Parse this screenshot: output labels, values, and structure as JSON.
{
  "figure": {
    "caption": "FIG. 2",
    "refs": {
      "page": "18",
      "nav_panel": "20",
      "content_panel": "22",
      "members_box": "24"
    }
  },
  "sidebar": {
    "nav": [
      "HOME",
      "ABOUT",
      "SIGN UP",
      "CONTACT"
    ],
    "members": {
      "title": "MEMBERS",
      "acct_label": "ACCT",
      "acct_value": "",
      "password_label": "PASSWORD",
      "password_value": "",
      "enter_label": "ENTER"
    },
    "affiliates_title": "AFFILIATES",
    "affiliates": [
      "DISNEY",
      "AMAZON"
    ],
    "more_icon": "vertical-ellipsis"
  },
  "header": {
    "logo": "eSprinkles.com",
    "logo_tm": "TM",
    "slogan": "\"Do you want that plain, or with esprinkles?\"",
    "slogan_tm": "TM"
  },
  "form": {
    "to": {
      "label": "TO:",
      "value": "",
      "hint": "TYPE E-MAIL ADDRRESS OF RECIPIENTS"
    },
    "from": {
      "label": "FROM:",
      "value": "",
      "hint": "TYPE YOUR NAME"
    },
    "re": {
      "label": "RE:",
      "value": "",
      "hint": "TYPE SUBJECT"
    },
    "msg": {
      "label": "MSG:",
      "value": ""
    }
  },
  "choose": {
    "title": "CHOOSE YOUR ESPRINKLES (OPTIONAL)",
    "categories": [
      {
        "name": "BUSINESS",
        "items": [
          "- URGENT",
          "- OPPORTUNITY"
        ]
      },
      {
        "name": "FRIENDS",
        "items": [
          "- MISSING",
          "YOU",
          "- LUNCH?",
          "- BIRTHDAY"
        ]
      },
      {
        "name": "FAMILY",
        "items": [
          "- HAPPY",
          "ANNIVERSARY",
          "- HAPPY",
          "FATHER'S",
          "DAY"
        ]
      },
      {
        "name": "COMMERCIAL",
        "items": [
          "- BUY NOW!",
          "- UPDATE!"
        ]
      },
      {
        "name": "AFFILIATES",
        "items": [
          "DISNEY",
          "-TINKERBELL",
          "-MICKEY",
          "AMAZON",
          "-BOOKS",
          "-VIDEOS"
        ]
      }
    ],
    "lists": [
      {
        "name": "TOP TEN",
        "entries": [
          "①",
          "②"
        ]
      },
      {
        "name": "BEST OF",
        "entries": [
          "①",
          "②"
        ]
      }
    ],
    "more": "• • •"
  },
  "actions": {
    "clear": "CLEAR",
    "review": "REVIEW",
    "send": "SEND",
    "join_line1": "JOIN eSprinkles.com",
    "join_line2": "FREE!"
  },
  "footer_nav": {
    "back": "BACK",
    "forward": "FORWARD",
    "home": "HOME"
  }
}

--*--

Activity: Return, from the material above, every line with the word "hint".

Answer to this problem:
      "hint": "TYPE E-MAIL ADDRRESS OF RECIPIENTS"
      "hint": "TYPE YOUR NAME"
      "hint": "TYPE SUBJECT"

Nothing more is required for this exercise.